**THE DATA:**
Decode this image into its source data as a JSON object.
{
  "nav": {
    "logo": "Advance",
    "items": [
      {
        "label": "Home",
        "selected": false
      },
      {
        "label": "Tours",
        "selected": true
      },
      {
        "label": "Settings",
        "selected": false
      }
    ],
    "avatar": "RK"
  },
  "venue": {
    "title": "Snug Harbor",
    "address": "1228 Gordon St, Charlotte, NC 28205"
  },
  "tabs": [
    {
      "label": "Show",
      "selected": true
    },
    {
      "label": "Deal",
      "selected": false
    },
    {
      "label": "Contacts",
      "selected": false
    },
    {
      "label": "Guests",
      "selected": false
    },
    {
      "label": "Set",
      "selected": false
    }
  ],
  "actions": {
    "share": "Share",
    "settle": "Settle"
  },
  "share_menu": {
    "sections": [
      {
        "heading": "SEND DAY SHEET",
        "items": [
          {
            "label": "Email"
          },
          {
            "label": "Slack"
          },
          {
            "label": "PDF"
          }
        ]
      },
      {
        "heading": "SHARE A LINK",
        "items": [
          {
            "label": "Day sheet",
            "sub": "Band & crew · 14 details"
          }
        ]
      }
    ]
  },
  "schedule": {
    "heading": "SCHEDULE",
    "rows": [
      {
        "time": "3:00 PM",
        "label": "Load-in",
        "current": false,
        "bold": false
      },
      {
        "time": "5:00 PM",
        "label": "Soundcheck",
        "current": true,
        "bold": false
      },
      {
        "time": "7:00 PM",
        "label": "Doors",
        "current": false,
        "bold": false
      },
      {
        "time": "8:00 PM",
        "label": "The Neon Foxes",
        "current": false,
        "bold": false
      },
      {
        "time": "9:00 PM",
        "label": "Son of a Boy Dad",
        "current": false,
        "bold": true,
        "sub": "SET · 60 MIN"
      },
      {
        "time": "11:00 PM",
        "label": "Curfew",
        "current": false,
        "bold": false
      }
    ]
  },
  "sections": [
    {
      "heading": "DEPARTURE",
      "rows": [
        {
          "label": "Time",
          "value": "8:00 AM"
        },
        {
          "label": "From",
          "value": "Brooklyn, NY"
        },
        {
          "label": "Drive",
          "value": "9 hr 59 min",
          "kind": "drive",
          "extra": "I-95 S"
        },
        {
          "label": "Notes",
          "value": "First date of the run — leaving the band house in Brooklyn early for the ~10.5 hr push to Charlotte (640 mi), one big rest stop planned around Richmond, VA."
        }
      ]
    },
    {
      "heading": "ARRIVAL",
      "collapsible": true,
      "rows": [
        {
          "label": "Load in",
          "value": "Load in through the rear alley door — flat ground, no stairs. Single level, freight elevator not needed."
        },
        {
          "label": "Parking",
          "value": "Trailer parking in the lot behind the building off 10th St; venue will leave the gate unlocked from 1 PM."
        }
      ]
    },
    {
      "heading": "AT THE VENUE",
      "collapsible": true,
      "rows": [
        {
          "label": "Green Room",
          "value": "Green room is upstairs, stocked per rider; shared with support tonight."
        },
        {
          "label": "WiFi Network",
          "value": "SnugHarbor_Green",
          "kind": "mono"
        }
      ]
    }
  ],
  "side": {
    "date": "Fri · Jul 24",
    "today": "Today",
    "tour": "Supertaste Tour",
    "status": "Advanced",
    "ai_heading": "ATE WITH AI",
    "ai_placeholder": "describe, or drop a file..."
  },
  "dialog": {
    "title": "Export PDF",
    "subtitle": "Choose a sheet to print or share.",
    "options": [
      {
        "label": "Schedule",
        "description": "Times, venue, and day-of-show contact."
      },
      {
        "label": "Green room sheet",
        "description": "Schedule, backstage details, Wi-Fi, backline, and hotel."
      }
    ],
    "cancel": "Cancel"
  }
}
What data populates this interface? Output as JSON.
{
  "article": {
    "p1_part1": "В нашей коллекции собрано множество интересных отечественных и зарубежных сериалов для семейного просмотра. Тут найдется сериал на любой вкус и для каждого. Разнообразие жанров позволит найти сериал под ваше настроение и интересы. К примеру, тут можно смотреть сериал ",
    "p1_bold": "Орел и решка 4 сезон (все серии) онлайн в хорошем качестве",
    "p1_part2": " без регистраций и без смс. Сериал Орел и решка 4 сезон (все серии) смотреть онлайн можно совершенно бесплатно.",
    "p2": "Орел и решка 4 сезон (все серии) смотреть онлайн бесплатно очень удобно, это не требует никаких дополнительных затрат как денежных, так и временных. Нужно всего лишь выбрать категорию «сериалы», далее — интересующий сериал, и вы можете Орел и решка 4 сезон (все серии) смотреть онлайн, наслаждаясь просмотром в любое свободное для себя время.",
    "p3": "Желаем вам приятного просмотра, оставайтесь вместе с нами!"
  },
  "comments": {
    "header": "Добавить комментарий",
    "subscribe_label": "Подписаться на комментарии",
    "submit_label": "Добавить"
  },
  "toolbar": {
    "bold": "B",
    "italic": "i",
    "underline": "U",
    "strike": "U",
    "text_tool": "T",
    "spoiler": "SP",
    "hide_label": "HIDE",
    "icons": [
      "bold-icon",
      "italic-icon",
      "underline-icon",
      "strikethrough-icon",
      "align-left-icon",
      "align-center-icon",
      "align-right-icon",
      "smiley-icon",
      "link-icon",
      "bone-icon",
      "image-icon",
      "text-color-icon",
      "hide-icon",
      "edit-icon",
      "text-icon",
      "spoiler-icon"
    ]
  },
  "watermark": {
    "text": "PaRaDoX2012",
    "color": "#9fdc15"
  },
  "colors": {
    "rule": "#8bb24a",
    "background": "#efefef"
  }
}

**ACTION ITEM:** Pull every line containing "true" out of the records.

**TASK ANSWER:**
        "selected": true
      "selected": true
        "current": true,
        "bold": true,
      "collapsible": true,
      "collapsible": true,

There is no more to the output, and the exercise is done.